**The problem:** An identical copy of the data below is needed.

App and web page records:
....................

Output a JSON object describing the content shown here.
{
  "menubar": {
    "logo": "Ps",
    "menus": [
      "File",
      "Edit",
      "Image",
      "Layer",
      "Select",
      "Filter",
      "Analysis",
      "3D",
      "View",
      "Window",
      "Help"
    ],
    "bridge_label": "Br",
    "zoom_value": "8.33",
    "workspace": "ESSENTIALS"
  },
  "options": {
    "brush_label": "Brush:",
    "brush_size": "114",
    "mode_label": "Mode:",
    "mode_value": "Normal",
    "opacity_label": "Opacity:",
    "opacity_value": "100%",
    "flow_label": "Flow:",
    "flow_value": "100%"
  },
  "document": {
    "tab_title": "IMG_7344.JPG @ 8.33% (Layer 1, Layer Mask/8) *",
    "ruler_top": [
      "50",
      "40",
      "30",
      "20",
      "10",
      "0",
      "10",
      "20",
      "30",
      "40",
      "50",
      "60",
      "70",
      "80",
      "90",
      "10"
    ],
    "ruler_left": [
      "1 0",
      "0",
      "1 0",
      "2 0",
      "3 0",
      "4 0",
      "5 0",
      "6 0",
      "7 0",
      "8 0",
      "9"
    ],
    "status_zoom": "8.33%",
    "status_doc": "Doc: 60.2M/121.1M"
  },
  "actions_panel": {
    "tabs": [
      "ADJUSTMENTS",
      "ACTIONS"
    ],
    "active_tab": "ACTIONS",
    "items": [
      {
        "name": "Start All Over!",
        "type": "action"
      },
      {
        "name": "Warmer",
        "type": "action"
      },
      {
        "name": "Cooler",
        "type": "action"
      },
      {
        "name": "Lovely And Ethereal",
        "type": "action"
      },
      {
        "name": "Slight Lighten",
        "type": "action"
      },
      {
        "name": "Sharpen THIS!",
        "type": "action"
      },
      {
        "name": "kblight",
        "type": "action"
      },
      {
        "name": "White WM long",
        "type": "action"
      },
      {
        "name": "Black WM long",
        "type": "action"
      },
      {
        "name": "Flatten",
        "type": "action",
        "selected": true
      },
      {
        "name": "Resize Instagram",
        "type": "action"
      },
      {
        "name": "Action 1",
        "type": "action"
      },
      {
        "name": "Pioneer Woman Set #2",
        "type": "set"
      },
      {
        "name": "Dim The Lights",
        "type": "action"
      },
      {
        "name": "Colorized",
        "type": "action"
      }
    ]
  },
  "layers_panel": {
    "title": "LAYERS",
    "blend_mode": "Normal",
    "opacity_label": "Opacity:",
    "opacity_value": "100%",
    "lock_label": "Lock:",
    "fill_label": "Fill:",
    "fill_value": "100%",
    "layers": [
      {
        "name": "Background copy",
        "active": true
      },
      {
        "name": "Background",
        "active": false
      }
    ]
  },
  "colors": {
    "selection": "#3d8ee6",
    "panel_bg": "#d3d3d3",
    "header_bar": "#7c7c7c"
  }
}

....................

**Response to this exercise:**
Output a JSON object describing the content shown here.
{
  "menubar": {
    "logo": "Ps",
    "menus": [
      "File",
      "Edit",
      "Image",
      "Layer",
      "Select",
      "Filter",
      "Analysis",
      "3D",
      "View",
      "Window",
      "Help"
    ],
    "bridge_label": "Br",
    "zoom_value": "8.33",
    "workspace": "ESSENTIALS"
  },
  "options": {
    "brush_label": "Brush:",
    "brush_size": "114",
    "mode_label": "Mode:",
    "mode_value": "Normal",
    "opacity_label": "Opacity:",
    "opacity_value": "100%",
    "flow_label": "Flow:",
    "flow_value": "100%"
  },
  "document": {
    "tab_title": "IMG_7344.JPG @ 8.33% (Layer 1, Layer Mask/8) *",
    "ruler_top": [
      "50",
      "40",
      "30",
      "20",
      "10",
      "0",
      "10",
      "20",
      "30",
      "40",
      "50",
      "60",
      "70",
      "80",
      "90",
      "10"
    ],
    "ruler_left": [
      "1 0",
      "0",
      "1 0",
      "2 0",
      "3 0",
      "4 0",
      "5 0",
      "6 0",
      "7 0",
      "8 0",
      "9"
    ],
    "status_zoom": "8.33%",
    "status_doc": "Doc: 60.2M/121.1M"
  },
  "actions_panel": {
    "tabs": [
      "ADJUSTMENTS",
      "ACTIONS"
    ],
    "active_tab": "ACTIONS",
    "items": [
      {
        "name": "Start All Over!",
        "type": "action"
      },
      {
        "name": "Warmer",
        "type": "action"
      },
      {
        "name": "Cooler",
        "type": "action"
      },
      {
        "name": "Lovely And Ethereal",
        "type": "action"
      },
      {
        "name": "Slight Lighten",
        "type": "action"
      },
      {
        "name": "Sharpen THIS!",
        "type": "action"
      },
      {
        "name": "kblight",
        "type": "action"
      },
      {
        "name": "White WM long",
        "type": "action"
      },
      {
        "name": "Black WM long",
        "type": "action"
      },
      {
        "name": "Flatten",
        "type": "action",
        "selected": true
      },
      {
        "name": "Resize Instagram",
        "type": "action"
      },
      {
        "name": "Action 1",
        "type": "action"
      },
      {
        "name": "Pioneer Woman Set #2",
        "type": "set"
      },
      {
        "name": "Dim The Lights",
        "type": "action"
      },
      {
        "name": "Colorized",
        "type": "action"
      }
    ]
  },
  "layers_panel": {
    "title": "LAYERS",
    "blend_mode": "Normal",
    "opacity_label": "Opacity:",
    "opacity_value": "100%",
    "lock_label": "Lock:",
    "fill_label": "Fill:",
    "fill_value": "100%",
    "layers": [
      {
        "name": "Background copy",
        "active": true
      },
      {
        "name": "Background",
        "active": false
      }
    ]
  },
  "colors": {
    "selection": "#3d8ee6",
    "panel_bg": "#d3d3d3",
    "header_bar": "#7c7c7c"
  }
}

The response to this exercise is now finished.